In recent days, Israeli officials have said they plan to send ground troops into Rafah as the next stage in their war against Hamas. More than a million Palestinians, the majority of Gaza’s population, have been sheltering in the city.
Over the weekend, the Associated Press quoted two Egyptian officials and a Western diplomat saying that a mass influx of Palestinians into Egypt could endanger the treaty. And on Saturday, Josep Borrell, the European Union foreign policy chief, said an Israeli invasion of Rafah would “lead to an unspeakable humanitarian catastrophe and grave tensions with Egypt.”
But on Monday, Egyptian Foreign Minister Sameh Shoukry denied the A.P. report and said that Egypt would uphold the its accord with Israel, which the countries signed in 1979.
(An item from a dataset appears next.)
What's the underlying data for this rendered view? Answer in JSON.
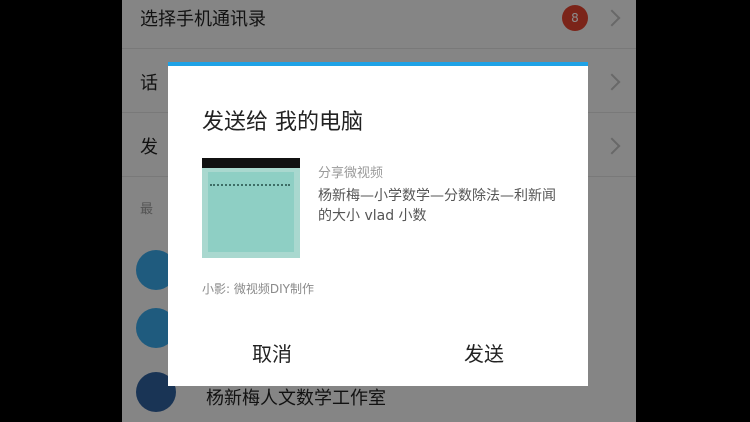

“A peace agreement between Egypt and Israel already exists, which has been in effect for the past forty years, and we will continue it,” Shoukry said at a press conference in Slovenia, where he is on an official visit.
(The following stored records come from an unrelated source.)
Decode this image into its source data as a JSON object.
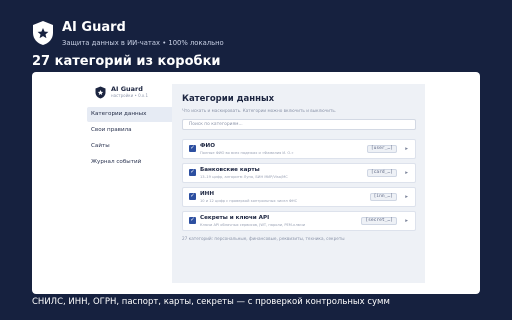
{
  "brand": {
    "title": "AI Guard",
    "subtitle": "Защита данных в ИИ-чатах • 100% локально"
  },
  "headline": "27 категорий из коробки",
  "app": {
    "brand_title": "AI Guard",
    "brand_sub": "настройки • 0.x.1",
    "nav": [
      {
        "label": "Категории данных",
        "active": true
      },
      {
        "label": "Свои правила",
        "active": false
      },
      {
        "label": "Сайты",
        "active": false
      },
      {
        "label": "Журнал событий",
        "active": false
      }
    ],
    "main": {
      "title": "Категории данных",
      "description": "Что искать и маскировать. Категории можно включить и выключить.",
      "search_placeholder": "Поиск по категориям...",
      "categories": [
        {
          "name": "ФИО",
          "desc": "Полные ФИО во всех падежах и «Фамилия И. О.»",
          "tag": "[user_…]",
          "checked": true
        },
        {
          "name": "Банковские карты",
          "desc": "13–19 цифр, алгоритм Луна, БИН МИР/Visa/MC",
          "tag": "[card_…]",
          "checked": true
        },
        {
          "name": "ИНН",
          "desc": "10 и 12 цифр с проверкой контрольных чисел ФНС",
          "tag": "[inn_…]",
          "checked": true
        },
        {
          "name": "Секреты и ключи API",
          "desc": "Ключи API облачных сервисов, JWT, пароли, PEM-ключи",
          "tag": "[secret_…]",
          "checked": true
        }
      ],
      "footer": "27 категорий: персональные, финансовые, реквизиты, техника, секреты"
    }
  },
  "caption": "СНИЛС, ИНН, ОГРН, паспорт, карты, секреты — с проверкой контрольных сумм",
  "colors": {
    "background": "#16213f",
    "accent": "#2d4fa0",
    "panel": "#eef1f6"
  },
  "icons": [
    "shield-star-icon",
    "check-icon",
    "chevron-right-icon"
  ]
}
Israel’s impending invasion of Rafah comes after its military battled Hamas in the population centers of Gaza and Khan Younis. But the city’s high concentration of civilians, most of whom fled there from other parts of the territory, has raised alarms internationally.
“I think you all know more than a million Palestinians are sheltering in and around Rafah,” John Kirby, the National Security Council spokesman, told reporters on Thursday. “I could tell you that — absent any full consideration of protecting civilians at that scale in Gaza — military operations right now would be a disaster for those people, and it’s not something that we would support.”
The following day, Israeli Prime Minister Benjamin Netanyahu said that he was planning a Rafah incursion, but said that he ordered the military to draw up “a combined plan for evacuating the population and destroying the battalions” to submit to the government.
“It is impossible to achieve the goal of the war of eliminating Hamas by leaving four Hamas battalions in Rafah,” his office said in a statement. “On the contrary, it is clear that intense activity in Rafah requires that civilians evacuate the areas of combat.”
On Monday morning, Israel conducted a military operation in Rafah to rescue two Israeli hostages. Israel’s Army Radio reported over the weekend that Egypt has told Israel it would not stand in the way of an Israeli invasion of Rafah if there were no civilian casualties, an unlikely scenario.
Hamas launched the war with an invasion of Israel on Oct. 7 that killed some 1,200 people, mostly civilians, and took some 250 hostage. More than 27,000 Palestinians have been killed in the ensuing war, including thousands of children. Israel says approximately a third of the dead are combatants. International health officials have said the territory is on the verge of famine.
Early in the war, there were proposals to evacuate Palestinians from Gaza to Egypt that did not come to fruition. On Sunday, Netanyahu told ABC that he did not intend to evacuate Rafah residents to Egypt, but rather to “the areas that we’ve cleared north of Rafah — plenty of areas there.”
Since the war began — as in previous Israel-Hamas conflicts — Egypt has acted as a broker between the two sides as they negotiate over a ceasefire and the release of hostages. The Egyptian and Israeli militaries also share intelligence to thwart terrorism attacks originating in the Sinai.
Prior to their treaty, which is known as the Camp David Accords, Egypt was Israel’s most formidable enemy, fighting four wars against it. As part of the peace deal, which was brokered by President Jimmy Carter, Israel returned the Sinai Peninsula, which it conquered from Egypt in the 1967 Six Day War.
The accords were the first any Arab country signed with Israel, and have proven enduring, surviving the 1981 assassination of President Anwar Sadat, who signed the deal alongside Israeli Prime Minister Menachem Begin, as well as a decade or so of unrest caused by Islamist groups in the Sinai. The accords also lasted through a brief period following the Arab Spring when Egypt’s government was led by the Islamist Muslim Brotherhood, of which Hamas is an offshoot.
The last time the accord appeared under threat was during negotiations in the late 1980s, when Israel resisted relinquishing a tiny slice of the northeastern Sinai as long as Egypt had not paid compensation to families of six Israeli tourists murdered by an Egyptian policeman in 1985.